Connecticut offensive coordinator and offensive line coach George DeLeone has spent the spring and fall focusing on creating a very specific culture up front for the Huskies.

"I want to establish a culture of work ethic, unselfishness and of toughness," he explained. "Guys that have been around here for a while can get complacent. But I think what happened is, we've said, 'Hey, you've played, but some of the stuff you've done hasn't been up to Division I standards. Now let's get that up.'"

Last season, the Huskies went 5-7 and allowed 41 sacks, ranking them tied for 113th in the country. But as DeLeone explains, that stat can be somewhat misleading of offensive line play.

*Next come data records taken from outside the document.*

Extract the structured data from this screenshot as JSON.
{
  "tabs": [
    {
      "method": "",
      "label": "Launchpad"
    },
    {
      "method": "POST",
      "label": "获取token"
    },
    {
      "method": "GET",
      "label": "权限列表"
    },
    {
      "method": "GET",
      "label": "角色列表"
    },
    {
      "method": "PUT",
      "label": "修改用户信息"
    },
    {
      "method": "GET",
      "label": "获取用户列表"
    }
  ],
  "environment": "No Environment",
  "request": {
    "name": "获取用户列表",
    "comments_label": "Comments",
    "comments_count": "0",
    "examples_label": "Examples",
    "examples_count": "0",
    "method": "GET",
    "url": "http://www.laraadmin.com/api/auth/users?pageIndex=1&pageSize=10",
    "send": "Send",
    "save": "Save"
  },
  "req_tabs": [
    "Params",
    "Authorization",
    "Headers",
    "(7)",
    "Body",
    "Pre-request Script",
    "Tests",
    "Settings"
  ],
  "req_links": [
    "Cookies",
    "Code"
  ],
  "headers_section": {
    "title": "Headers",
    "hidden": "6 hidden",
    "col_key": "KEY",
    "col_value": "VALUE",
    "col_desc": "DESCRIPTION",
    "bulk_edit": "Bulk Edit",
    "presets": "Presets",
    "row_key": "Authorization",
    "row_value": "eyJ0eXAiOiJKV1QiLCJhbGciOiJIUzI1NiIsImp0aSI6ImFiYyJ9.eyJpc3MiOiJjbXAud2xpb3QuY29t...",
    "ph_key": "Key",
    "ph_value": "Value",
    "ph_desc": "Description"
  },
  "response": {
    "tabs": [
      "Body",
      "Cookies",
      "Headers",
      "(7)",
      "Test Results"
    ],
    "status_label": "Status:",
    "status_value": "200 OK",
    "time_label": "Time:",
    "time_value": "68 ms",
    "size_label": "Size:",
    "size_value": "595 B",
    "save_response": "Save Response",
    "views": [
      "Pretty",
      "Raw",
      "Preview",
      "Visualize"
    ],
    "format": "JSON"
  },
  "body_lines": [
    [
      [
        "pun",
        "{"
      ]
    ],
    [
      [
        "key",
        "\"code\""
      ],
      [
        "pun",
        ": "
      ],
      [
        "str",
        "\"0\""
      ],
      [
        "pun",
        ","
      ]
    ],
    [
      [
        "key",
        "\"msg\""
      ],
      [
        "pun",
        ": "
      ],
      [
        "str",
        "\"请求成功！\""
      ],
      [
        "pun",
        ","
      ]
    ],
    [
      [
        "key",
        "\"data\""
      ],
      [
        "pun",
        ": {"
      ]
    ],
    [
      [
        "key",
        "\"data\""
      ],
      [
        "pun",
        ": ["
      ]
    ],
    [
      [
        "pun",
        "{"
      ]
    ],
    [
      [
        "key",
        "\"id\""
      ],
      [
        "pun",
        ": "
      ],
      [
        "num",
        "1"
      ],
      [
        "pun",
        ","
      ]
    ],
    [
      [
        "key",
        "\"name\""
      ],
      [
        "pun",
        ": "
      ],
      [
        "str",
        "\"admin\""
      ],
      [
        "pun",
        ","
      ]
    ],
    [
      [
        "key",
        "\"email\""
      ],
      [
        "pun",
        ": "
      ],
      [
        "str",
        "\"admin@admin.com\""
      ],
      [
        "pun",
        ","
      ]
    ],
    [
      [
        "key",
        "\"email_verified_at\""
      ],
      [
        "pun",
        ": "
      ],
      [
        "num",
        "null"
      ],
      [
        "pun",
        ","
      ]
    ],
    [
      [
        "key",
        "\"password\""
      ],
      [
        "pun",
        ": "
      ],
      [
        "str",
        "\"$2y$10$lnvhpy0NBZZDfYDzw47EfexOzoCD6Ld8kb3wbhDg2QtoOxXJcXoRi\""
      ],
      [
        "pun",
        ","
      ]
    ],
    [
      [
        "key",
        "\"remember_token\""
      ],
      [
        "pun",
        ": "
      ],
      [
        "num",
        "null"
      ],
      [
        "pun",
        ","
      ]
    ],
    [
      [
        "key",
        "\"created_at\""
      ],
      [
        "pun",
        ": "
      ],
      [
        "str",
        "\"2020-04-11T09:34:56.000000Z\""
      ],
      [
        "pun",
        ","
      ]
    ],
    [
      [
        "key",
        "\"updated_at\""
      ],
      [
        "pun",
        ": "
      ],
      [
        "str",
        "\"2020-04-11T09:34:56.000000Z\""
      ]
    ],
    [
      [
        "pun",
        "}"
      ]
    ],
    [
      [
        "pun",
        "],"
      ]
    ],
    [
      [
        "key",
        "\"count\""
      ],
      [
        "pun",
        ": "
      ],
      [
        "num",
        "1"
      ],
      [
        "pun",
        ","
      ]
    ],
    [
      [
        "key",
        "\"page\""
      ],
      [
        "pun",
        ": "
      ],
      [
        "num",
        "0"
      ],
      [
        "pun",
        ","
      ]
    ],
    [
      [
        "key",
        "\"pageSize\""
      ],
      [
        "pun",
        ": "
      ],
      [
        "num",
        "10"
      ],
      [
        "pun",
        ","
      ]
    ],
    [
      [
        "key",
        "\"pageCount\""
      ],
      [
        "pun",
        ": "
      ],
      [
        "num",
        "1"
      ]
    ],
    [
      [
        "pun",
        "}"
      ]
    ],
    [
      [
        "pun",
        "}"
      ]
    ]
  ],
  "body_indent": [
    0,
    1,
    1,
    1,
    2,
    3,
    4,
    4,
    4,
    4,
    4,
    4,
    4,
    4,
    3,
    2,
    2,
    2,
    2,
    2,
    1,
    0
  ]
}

"Fans, people are going to look at the sacks, but the sacks are just as much a team function as they are an offensive line function. Sometimes, if the quarterback holds the ball too long and he gets sacked, well, that's on the quarterback. Sometimes when a running back misses a block and the quarterback gets sacked, that's on the running back. Every single sack is not offensive line-related. With that said, we gave up way too many by the offensive line."

Part of the culture change up front is getting players to enjoy the grind of the season, and embrace the expectations of running a multiple offense. The multiplicity may not be what fans want to see come Saturday's, but it definitely has the potential to put defensive coordinators in a bind when they have to prepare for a ton of different looks.

"We have to get a culture where players on the offensive line love to grind. I think we're making progress. We're not there yet, but I think we're better than we were last year."

"That means we're going to have to understand a lot of schemes, a lot of plays, and they're going to have to be on point mentally every day. Some teams in college football don't run as many plays as we do."